Chlorosis in Trees: Is Your Backyard Affected?

When the foliage of your house plants begins to turn yellow and droop, it's an easy enough situation to remedy. An extra bit of water, some fertiliser, perhaps even changing the soil or transferring the plant to a larger pot—it's not that difficult. It can be somewhat more effort when the same thing happens to one of the trees in your backyard. This yellowing and drooping is a sign of poor health known as chlorosis, wherein the plant has a chlorophyll insufficiency and cannot produce enough carbohydrates. While the scale of the problem makes it an easy fix with a small plant, how do you fix the issue when a tree is affected?

Reasons for Chlorosis

Chlorosis can become present in a tree when it is unable to derive adequate nutrients from the soil around its roots, and there are many reasons why this can be the case.

Consider the typical drainage rates of the ground around the tree.
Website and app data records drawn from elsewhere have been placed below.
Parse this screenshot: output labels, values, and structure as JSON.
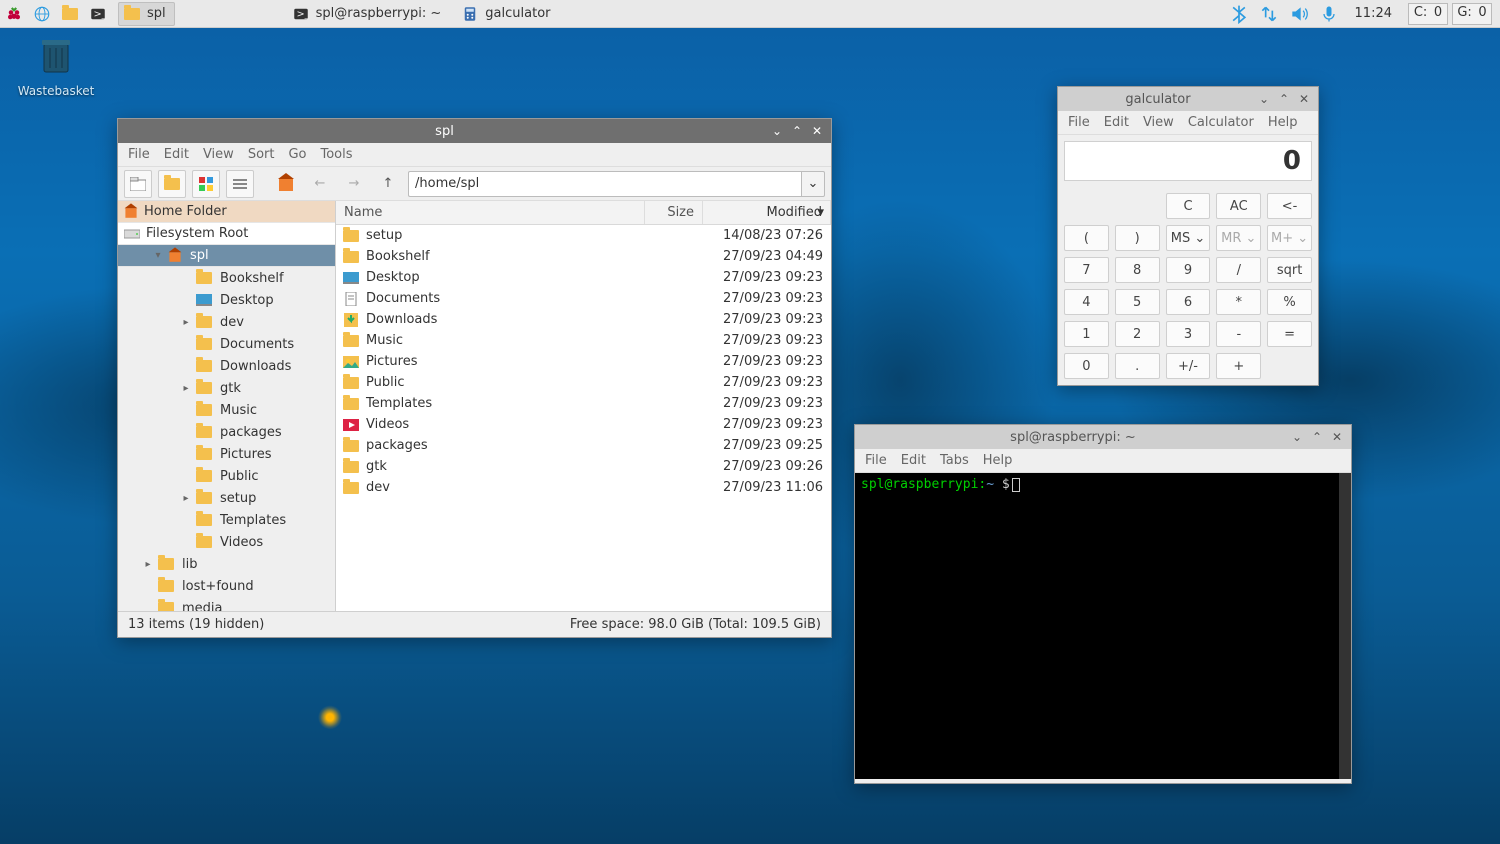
{
  "taskbar": {
    "items": [
      {
        "label": "spl",
        "iconName": "folder-icon",
        "active": true
      },
      {
        "label": "spl@raspberrypi: ~",
        "iconName": "terminal-icon",
        "active": false
      },
      {
        "label": "galculator",
        "iconName": "calculator-icon",
        "active": false
      }
    ],
    "time": "11:24",
    "trayBoxes": [
      {
        "label": "C:",
        "value": "0"
      },
      {
        "label": "G:",
        "value": "0"
      }
    ]
  },
  "desktopIcon": {
    "label": "Wastebasket"
  },
  "fileManager": {
    "title": "spl",
    "menus": [
      "File",
      "Edit",
      "View",
      "Sort",
      "Go",
      "Tools"
    ],
    "path": "/home/spl",
    "places": {
      "home": "Home Folder",
      "root": "Filesystem Root"
    },
    "tree": [
      {
        "depth": 0,
        "label": "spl",
        "exp": "▾",
        "icon": "home",
        "sel": true
      },
      {
        "depth": 1,
        "label": "Bookshelf",
        "icon": "folder"
      },
      {
        "depth": 1,
        "label": "Desktop",
        "icon": "desktop"
      },
      {
        "depth": 1,
        "label": "dev",
        "icon": "folder",
        "exp": "▸"
      },
      {
        "depth": 1,
        "label": "Documents",
        "icon": "folder"
      },
      {
        "depth": 1,
        "label": "Downloads",
        "icon": "folder"
      },
      {
        "depth": 1,
        "label": "gtk",
        "icon": "folder",
        "exp": "▸"
      },
      {
        "depth": 1,
        "label": "Music",
        "icon": "folder"
      },
      {
        "depth": 1,
        "label": "packages",
        "icon": "folder"
      },
      {
        "depth": 1,
        "label": "Pictures",
        "icon": "folder"
      },
      {
        "depth": 1,
        "label": "Public",
        "icon": "folder"
      },
      {
        "depth": 1,
        "label": "setup",
        "icon": "folder",
        "exp": "▸"
      },
      {
        "depth": 1,
        "label": "Templates",
        "icon": "folder"
      },
      {
        "depth": 1,
        "label": "Videos",
        "icon": "folder"
      },
      {
        "depth": -1,
        "label": "lib",
        "icon": "folder",
        "exp": "▸"
      },
      {
        "depth": -1,
        "label": "lost+found",
        "icon": "folder"
      },
      {
        "depth": -1,
        "label": "media",
        "icon": "folder"
      }
    ],
    "columns": {
      "name": "Name",
      "size": "Size",
      "modified": "Modified"
    },
    "files": [
      {
        "name": "setup",
        "icon": "folder",
        "mod": "14/08/23 07:26"
      },
      {
        "name": "Bookshelf",
        "icon": "folder",
        "mod": "27/09/23 04:49"
      },
      {
        "name": "Desktop",
        "icon": "desktop",
        "mod": "27/09/23 09:23"
      },
      {
        "name": "Documents",
        "icon": "docs",
        "mod": "27/09/23 09:23"
      },
      {
        "name": "Downloads",
        "icon": "downloads",
        "mod": "27/09/23 09:23"
      },
      {
        "name": "Music",
        "icon": "music",
        "mod": "27/09/23 09:23"
      },
      {
        "name": "Pictures",
        "icon": "pictures",
        "mod": "27/09/23 09:23"
      },
      {
        "name": "Public",
        "icon": "public",
        "mod": "27/09/23 09:23"
      },
      {
        "name": "Templates",
        "icon": "templates",
        "mod": "27/09/23 09:23"
      },
      {
        "name": "Videos",
        "icon": "videos",
        "mod": "27/09/23 09:23"
      },
      {
        "name": "packages",
        "icon": "folder",
        "mod": "27/09/23 09:25"
      },
      {
        "name": "gtk",
        "icon": "folder",
        "mod": "27/09/23 09:26"
      },
      {
        "name": "dev",
        "icon": "folder",
        "mod": "27/09/23 11:06"
      }
    ],
    "statusLeft": "13 items (19 hidden)",
    "statusRight": "Free space: 98.0 GiB (Total: 109.5 GiB)"
  },
  "calculator": {
    "title": "galculator",
    "menus": [
      "File",
      "Edit",
      "View",
      "Calculator",
      "Help"
    ],
    "display": "0",
    "rows": [
      [
        null,
        null,
        "C",
        "AC",
        "<-"
      ],
      [
        "(",
        ")",
        "MS ⌄",
        "MR ⌄",
        "M+ ⌄"
      ],
      [
        "7",
        "8",
        "9",
        "/",
        "sqrt"
      ],
      [
        "4",
        "5",
        "6",
        "*",
        "%"
      ],
      [
        "1",
        "2",
        "3",
        "-",
        "="
      ],
      [
        "0",
        ".",
        "+/-",
        "+",
        null
      ]
    ]
  },
  "terminal": {
    "title": "spl@raspberrypi: ~",
    "menus": [
      "File",
      "Edit",
      "Tabs",
      "Help"
    ],
    "promptUser": "spl@raspberrypi",
    "promptPath": "~",
    "promptSymbol": "$"
  }
}
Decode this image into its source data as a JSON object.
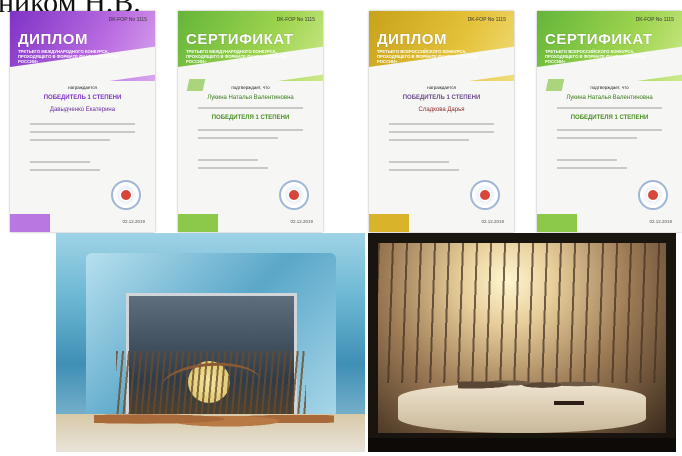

If moisture readily and speedily drains away, is it simply that the tree is not receiving enough water? Think about the opposite situation as well. Is the ground slow to drain, meaning that the tree's roots might have been affected by an excessive level of constant moisture and could in fact be rotting?

Is the soil pH (acidity level) inappropriate for the type of tree? Testing of the soil pH in conjunction with knowing which variety of tree you're dealing with will be necessary, although the soil pH can sometimes be altered (even though these methods will require regular reapplication).

You should also consider the age of the tree. Has it simply come to the end of its natural lifespan?

Your Options

While sometimes a tree can be be treated with more water, an alteration to the soil pH level or even the regular application of fertiliser, a tree with rotten roots or that is simply deteriorating because of old age might require the services of a tree removal company. If the tree does in fact need to be removed, it's best not to delay. An unwell tree can be an unstable tree, meaning it can pose a risk if it was to lose branches or even topple over, which becomes more likely in extreme weather.

When a tree needs to go, it can leave a gap in your view, although of course you can simply replace it with a healthier tree better suited to the soil conditions in your backyard.